Oxford University Press, 1946, 419p
It's been a while since I read Wuthering Heights - the last time was when I was at school, and something about this summer has made me return to it. (Let's hope it's not a reflection of my love life.)
Wuthering Heights is the darkest of romances. Cathy and Heathcliff grow up together, roaming the moors of Yorkshire, driving their carers mad with their angry rages and rebellious natures. But their relationship changes when Cathy gets engaged to the rich, sophisticated Edgar, with whom she hopes she can maintain Heathcliff through her new connections.
It is a classic case of a couple lacking in communication - neither Cathy nor Heathcliff tell the other of the strength of their love, until it is too late and both are ravaged with anger and heartbreak.
But the story continues beyond the lives of these two characters - Cathy has a daughter, also called Catherine, a feisty replica of her mother; and Heathcliff has a son, Linton, a sickly, delicate boy in whom his father can find no pride. But Heathcliff is determined that the union of these two youths will solve all his problem, bringing the families and estates together.
It is hard to sympathise with any of the characters in this novel. It is narrated by Nelly, a servant at Wuthering Heights has watched all the events unfold; but even she arguably supports in the destruction of the characters in her meddling.

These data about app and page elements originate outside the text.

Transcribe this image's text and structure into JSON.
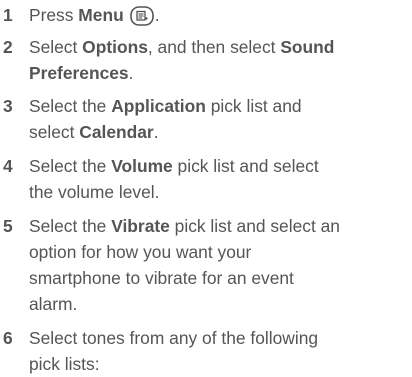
{
  "steps": [
    {
      "number": "1",
      "before": "Press ",
      "bold": "Menu",
      "icon": "menu-key-icon",
      "after": "."
    },
    {
      "number": "2",
      "l1_a": "Select ",
      "l1_b1": "Options",
      "l1_c": ", and then select ",
      "l1_b2": "Sound",
      "l2_b": "Preferences",
      "l2_c": "."
    },
    {
      "number": "3",
      "l1_a": "Select the ",
      "l1_b": "Application",
      "l1_c": " pick list and",
      "l2_a": "select ",
      "l2_b": "Calendar",
      "l2_c": "."
    },
    {
      "number": "4",
      "l1_a": "Select the ",
      "l1_b": "Volume",
      "l1_c": " pick list and select",
      "l2": "the volume level."
    },
    {
      "number": "5",
      "l1_a": "Select the ",
      "l1_b": "Vibrate",
      "l1_c": " pick list and select an",
      "l2": "option for how you want your",
      "l3": "smartphone to vibrate for an event",
      "l4": "alarm."
    },
    {
      "number": "6",
      "l1": "Select tones from any of the following",
      "l2": "pick lists:"
    }
  ]
}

And yet, you cannot stop reading, becoming engrossed in the devastation and tragedy of their lives, holding onto the slither of hope that it might be okay in the end.